[Dataset rows describing interfaces]
* * * * * * * * *
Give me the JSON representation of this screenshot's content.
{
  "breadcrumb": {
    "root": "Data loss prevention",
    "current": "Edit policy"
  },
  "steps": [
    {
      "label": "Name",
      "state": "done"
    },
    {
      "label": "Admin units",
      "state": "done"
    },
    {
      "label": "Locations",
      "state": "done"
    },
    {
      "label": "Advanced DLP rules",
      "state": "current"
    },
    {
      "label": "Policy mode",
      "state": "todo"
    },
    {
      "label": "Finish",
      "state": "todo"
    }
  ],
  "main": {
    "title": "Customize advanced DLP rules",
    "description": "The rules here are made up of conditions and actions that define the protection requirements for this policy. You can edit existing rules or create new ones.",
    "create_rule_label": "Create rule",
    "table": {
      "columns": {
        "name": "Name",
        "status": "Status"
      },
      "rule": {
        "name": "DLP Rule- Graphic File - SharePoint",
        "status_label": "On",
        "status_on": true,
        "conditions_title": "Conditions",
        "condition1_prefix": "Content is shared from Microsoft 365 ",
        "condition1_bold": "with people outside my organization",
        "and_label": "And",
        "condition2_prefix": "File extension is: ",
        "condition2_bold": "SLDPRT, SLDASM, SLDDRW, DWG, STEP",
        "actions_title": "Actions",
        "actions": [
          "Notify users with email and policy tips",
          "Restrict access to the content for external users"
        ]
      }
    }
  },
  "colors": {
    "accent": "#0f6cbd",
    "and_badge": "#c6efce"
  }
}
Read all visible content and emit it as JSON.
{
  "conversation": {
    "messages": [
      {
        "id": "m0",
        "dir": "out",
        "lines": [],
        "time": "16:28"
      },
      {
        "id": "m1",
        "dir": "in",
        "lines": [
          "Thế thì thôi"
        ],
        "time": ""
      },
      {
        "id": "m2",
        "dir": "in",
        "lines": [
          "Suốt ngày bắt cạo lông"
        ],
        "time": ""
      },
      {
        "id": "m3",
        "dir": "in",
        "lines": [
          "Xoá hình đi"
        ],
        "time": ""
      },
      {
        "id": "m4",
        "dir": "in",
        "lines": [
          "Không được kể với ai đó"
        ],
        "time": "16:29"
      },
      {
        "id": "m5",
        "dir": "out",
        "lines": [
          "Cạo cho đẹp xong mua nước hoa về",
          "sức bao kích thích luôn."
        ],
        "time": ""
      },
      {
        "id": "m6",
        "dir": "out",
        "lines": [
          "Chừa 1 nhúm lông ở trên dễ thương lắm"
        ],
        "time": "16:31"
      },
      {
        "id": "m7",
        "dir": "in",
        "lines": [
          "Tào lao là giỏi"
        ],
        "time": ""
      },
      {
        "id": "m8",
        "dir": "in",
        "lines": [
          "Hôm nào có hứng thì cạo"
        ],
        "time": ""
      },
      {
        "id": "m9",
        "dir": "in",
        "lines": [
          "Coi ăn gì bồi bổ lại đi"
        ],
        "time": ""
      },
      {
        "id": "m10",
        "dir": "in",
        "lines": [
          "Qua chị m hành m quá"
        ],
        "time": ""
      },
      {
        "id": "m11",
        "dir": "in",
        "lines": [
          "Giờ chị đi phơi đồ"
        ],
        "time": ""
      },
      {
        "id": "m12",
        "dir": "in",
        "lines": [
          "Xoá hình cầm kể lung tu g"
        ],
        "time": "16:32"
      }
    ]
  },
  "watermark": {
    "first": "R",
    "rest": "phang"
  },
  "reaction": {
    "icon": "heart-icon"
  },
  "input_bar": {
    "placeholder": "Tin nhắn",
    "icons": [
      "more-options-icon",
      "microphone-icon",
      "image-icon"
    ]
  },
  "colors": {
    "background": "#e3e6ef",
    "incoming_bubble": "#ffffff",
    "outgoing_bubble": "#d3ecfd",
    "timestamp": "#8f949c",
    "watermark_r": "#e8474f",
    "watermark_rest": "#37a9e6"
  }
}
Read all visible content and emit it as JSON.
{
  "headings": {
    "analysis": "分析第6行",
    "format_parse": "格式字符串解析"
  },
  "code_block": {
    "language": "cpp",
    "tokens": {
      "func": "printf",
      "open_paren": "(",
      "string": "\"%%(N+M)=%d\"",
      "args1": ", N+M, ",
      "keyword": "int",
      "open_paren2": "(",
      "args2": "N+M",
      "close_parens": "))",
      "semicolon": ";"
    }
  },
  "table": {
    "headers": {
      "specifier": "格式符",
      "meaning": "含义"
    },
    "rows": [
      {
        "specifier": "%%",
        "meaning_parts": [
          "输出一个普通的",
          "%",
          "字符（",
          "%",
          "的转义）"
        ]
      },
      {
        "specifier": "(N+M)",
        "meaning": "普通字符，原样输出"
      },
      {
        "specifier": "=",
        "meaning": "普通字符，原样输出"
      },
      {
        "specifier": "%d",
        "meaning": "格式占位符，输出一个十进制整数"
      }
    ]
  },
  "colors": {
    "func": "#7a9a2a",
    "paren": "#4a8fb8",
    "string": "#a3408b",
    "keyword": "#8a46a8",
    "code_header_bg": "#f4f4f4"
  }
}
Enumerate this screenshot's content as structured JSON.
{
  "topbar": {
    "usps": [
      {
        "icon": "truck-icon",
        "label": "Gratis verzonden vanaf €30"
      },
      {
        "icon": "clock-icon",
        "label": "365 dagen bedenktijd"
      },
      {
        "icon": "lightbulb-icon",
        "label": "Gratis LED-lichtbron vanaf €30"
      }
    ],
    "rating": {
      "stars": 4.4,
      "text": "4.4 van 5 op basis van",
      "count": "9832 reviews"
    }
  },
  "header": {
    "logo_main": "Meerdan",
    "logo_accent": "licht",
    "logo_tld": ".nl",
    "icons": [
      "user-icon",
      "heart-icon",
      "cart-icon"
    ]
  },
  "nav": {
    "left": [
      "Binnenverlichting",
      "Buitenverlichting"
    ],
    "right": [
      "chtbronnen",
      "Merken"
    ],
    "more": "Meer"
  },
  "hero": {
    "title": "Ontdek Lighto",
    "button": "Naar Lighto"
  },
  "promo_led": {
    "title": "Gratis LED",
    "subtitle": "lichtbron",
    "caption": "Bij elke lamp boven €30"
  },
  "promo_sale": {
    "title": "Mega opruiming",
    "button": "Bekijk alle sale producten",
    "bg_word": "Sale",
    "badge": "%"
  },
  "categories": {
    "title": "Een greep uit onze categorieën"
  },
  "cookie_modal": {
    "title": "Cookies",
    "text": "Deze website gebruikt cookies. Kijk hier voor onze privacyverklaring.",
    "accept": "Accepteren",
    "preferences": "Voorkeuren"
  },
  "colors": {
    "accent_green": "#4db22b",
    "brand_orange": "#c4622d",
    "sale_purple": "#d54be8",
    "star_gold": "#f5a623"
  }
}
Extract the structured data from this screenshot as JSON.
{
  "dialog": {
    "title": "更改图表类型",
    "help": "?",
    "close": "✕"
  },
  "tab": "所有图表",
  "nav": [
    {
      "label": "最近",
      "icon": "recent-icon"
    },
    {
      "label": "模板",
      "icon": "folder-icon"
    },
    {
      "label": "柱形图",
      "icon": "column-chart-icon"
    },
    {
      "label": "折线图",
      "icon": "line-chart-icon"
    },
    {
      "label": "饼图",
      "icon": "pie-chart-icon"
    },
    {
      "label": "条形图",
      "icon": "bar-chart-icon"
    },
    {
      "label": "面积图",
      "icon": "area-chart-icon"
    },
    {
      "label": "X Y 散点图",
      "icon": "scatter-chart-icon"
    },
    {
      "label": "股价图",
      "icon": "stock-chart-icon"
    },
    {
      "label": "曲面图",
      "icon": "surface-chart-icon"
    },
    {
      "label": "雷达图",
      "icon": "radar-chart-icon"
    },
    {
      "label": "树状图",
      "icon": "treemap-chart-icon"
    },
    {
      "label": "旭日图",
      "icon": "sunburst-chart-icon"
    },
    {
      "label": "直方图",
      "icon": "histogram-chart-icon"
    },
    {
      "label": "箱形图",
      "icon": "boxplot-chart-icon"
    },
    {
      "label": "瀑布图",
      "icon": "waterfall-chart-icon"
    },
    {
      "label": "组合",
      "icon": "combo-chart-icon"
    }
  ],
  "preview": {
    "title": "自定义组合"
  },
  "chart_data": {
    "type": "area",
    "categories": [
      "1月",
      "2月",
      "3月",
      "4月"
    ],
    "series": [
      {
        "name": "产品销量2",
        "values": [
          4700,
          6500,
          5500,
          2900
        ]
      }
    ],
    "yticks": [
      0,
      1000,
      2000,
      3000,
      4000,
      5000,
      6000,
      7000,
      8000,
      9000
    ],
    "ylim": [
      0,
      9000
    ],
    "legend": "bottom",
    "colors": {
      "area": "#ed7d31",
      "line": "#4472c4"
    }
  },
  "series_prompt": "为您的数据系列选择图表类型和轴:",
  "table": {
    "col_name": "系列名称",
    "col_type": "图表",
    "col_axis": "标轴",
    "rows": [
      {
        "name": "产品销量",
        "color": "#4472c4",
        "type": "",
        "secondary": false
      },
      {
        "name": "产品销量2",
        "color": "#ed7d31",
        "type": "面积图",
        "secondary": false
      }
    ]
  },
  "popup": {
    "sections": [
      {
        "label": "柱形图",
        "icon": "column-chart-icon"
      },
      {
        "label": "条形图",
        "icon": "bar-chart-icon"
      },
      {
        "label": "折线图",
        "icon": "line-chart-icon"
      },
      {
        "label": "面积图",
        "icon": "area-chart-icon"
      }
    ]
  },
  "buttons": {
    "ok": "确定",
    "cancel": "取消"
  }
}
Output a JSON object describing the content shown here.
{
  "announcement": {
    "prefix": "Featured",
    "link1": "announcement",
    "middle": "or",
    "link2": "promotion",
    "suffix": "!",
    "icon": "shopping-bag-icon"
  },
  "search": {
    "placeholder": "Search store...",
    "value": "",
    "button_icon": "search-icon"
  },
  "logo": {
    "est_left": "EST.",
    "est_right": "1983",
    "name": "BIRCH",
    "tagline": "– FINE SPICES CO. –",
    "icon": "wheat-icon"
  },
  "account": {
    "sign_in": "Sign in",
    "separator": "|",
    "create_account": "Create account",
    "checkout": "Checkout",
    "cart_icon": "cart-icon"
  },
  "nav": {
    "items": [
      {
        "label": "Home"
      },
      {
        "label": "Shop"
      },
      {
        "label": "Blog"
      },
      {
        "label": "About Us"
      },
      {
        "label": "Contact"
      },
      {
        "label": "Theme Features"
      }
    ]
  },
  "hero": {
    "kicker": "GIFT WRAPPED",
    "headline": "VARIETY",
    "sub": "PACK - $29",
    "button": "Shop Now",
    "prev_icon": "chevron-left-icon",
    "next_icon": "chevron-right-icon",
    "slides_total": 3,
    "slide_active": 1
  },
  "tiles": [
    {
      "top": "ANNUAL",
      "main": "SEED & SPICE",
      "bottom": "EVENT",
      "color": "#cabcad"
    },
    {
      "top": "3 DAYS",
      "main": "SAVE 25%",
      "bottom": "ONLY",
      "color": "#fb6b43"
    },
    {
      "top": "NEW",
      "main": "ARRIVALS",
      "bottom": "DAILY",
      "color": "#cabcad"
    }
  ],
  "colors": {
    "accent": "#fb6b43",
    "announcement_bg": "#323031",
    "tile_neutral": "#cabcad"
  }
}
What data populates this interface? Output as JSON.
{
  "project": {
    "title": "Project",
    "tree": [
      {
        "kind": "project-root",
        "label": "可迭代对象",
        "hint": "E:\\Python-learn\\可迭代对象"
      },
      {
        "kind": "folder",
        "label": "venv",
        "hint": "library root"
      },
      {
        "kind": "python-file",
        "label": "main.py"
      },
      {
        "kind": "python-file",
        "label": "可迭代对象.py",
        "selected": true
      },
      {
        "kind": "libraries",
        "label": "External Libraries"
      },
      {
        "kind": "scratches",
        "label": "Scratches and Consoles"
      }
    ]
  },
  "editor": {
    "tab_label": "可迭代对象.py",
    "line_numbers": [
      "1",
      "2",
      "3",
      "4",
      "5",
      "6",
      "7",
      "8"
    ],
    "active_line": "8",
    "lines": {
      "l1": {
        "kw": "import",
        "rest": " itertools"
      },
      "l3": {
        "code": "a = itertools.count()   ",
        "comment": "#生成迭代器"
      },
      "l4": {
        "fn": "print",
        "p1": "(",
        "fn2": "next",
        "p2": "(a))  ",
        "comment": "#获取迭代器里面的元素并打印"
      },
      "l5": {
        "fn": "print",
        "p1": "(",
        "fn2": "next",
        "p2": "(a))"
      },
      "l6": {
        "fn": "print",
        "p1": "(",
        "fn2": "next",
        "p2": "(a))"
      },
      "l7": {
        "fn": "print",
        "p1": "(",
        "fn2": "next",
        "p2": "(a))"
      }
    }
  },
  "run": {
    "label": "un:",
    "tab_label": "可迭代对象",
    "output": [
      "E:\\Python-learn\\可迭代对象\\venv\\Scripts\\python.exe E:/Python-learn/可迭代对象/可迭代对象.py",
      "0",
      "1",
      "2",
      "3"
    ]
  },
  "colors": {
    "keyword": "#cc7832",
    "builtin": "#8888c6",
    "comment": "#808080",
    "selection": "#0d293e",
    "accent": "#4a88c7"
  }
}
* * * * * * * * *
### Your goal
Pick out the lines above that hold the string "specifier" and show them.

### Written response
      "specifier": "格式符",
        "specifier": "%%",
        "specifier": "(N+M)",
        "specifier": "=",
        "specifier": "%d",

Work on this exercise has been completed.